Two people avoided serious injury in a helicopter crash Wednesday afternoon at Durango-La Plata County Airport.
The crash occurred at 1:14 p.m. on the north end of the runway, said Tony Vicari, director of aviation at the airport. Two people were on board, both of whom escaped without injury, he said.
The helicopter lay on its side with “fairly significant damage,” Vicari said.
The crash occurred on one of the busiest travel days of the year – the day before Thanksgiving. The runway was closed for about one hour and 45 minutes and reopened at 2:55 p.m. Four commercial flights were delayed, including two United Airlines flights and two American Airlines flights.
The runway closure was expected to cause “cascading delays” throughout the day, Vicari said.
The helicopter belonged to Colorado Highland Helicopters, which is based at the Animas Air Park south of Durango. The helicopter took off from the air park at 12:28 p.m. and signaled its arrival to DRO at 1:07 p.m., according to FlightAware, a website that tracks aircraft movements across the country.
“They were doing training flights,” Vicari said. “It’s just normal for that operation at our airport.”
He did not have any information about what may have caused the crash.
Brandon Laird, owner and chief pilot of Highland Helicopters, said the helicopter was occupied by an “FAA representative” and a student pilot. The FAA representative was piloting the craft and demonstrating an emergency maneuver, called an autorotation landing, which is a transition from forward flight to the ground without power, Laird said.
“The blades are rotating under their own aerodynamic force and gliding similar to an airplane,” he said. “The intent was to glide to the runway, which they did, but in that transition to touch the ground, he hit a little harder than what was intended.”
A skid on the bottom of the aircraft broke away, as designed in high-impact situations, and the aircraft tipped onto its side, causing the blades to contact the ground and “tore everything up,” Laird said.
The autorotation landing is “something that we teach and we practice, and it is a very, very dynamic maneuver,” he said. “You’re practicing for the potential eventuality of an engine failure, which would be scary, but that’s something that we train diligently for. I do thousands of those a year, and this was just a mild misjudgment that resulted in a bit of a hard landing.”
Highland Helicopters has owned the MD 500 chopper since 2016, but the craft was built in 1971.
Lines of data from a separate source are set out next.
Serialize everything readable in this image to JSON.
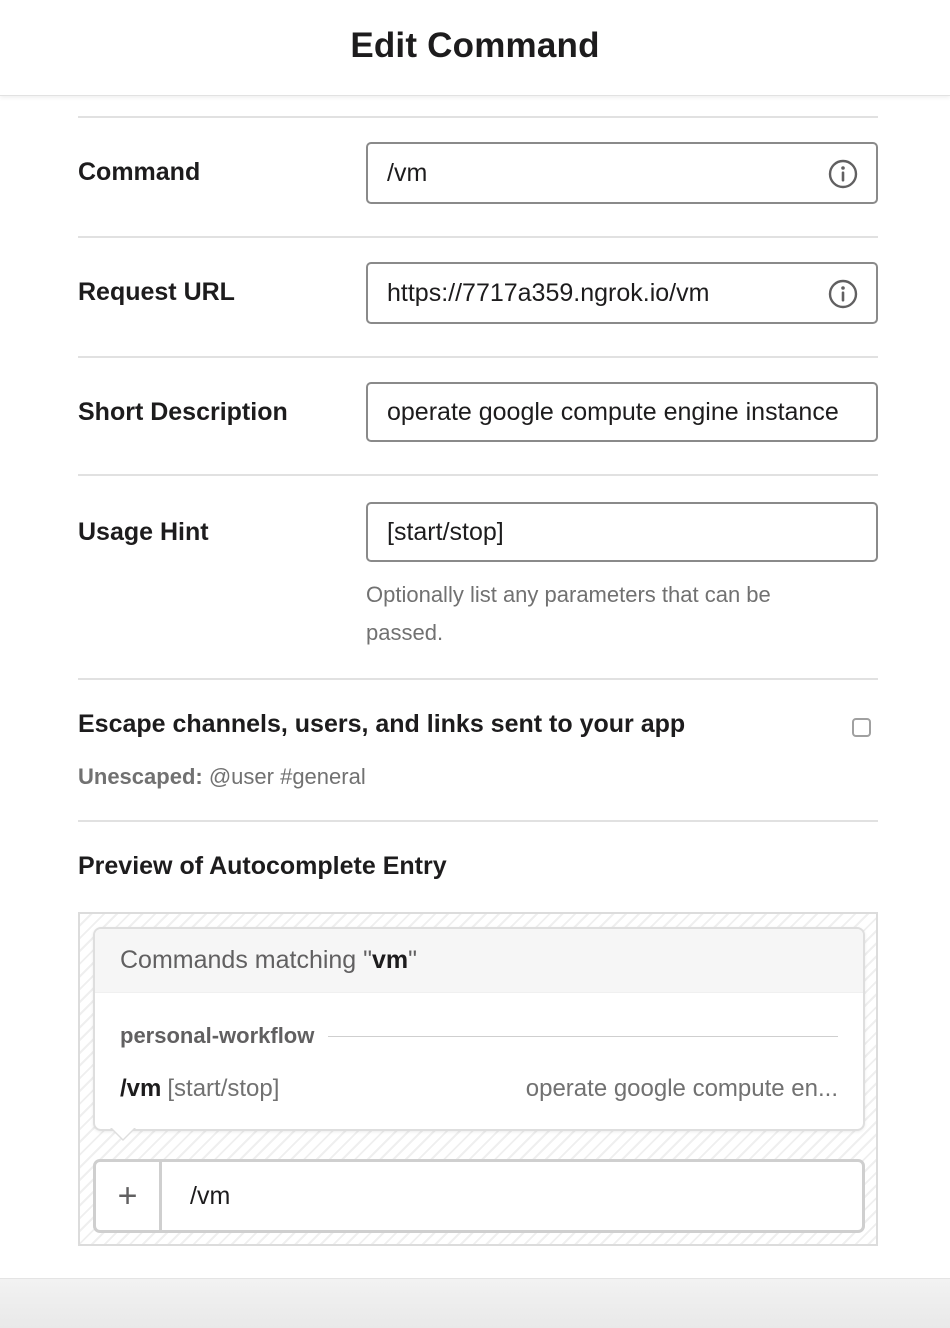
{
  "header": {
    "title": "Edit Command"
  },
  "form": {
    "command": {
      "label": "Command",
      "value": "/vm"
    },
    "request_url": {
      "label": "Request URL",
      "value": "https://7717a359.ngrok.io/vm"
    },
    "short_description": {
      "label": "Short Description",
      "value": "operate google compute engine instance"
    },
    "usage_hint": {
      "label": "Usage Hint",
      "value": "[start/stop]",
      "help": "Optionally list any parameters that can be passed."
    },
    "escape": {
      "label": "Escape channels, users, and links sent to your app",
      "checked": false,
      "unescaped_label": "Unescaped:",
      "unescaped_example": "@user #general"
    }
  },
  "preview": {
    "label": "Preview of Autocomplete Entry",
    "header_prefix": "Commands matching \"",
    "header_query": "vm",
    "header_suffix": "\"",
    "group_name": "personal-workflow",
    "item": {
      "command": "/vm",
      "hint": "[start/stop]",
      "description": "operate google compute en..."
    },
    "input_plus": "+",
    "input_text": "/vm"
  }
}
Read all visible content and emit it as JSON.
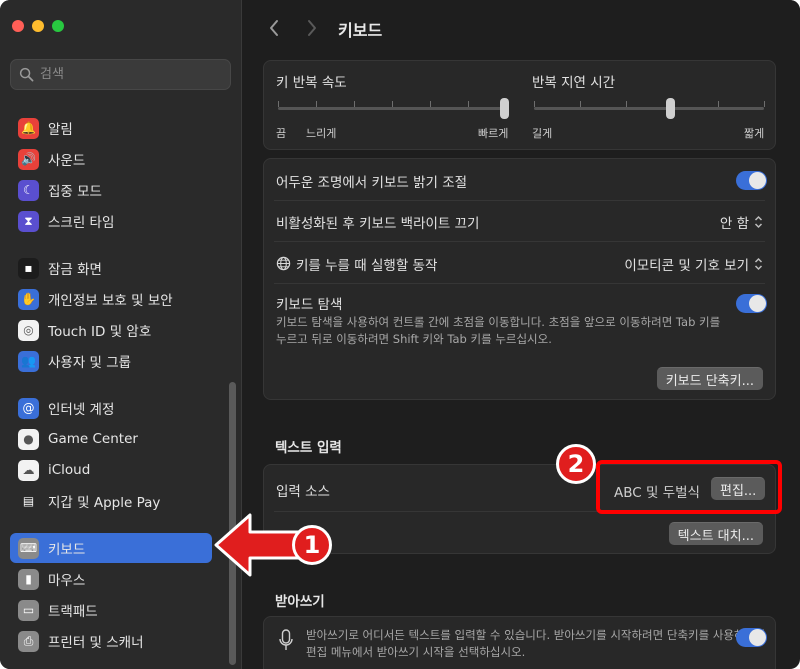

“That was our first machine that we started our business with,” Laird said.
The wind was blowing about 15 mph with gusts up to 25 mph about the time of the crash, said Norv Larson, a meteorologist with the National Weather Service, which maintains a weather station at the airport. But there were no other weather impediments, he said. Visibility was clear in excess of 10 miles.
The airport will be working with the National Transportation Safety Board and Federal Aviation Administration to preserve the crash debris.
It is not unusual for helicopters to fly up and down the runway similar to a fixed-wing aircraft, so “this is a normal maneuvering area for helicopters,” Vicari said.
Vicari could not immediately recall the last time the airport had an “alert 3,” or an incident involving an actual crash.
After loading the aircraft onto a trailer, the airport underwent an intensive cleaning process to ensure all debris was removed from the runway so that other aircraft could resume operations.
“These types of accidents can go very differently, and we’re very grateful – it’s a good time to be grateful right before Thanksgiving – that this didn’t go a different way,” Vicari said.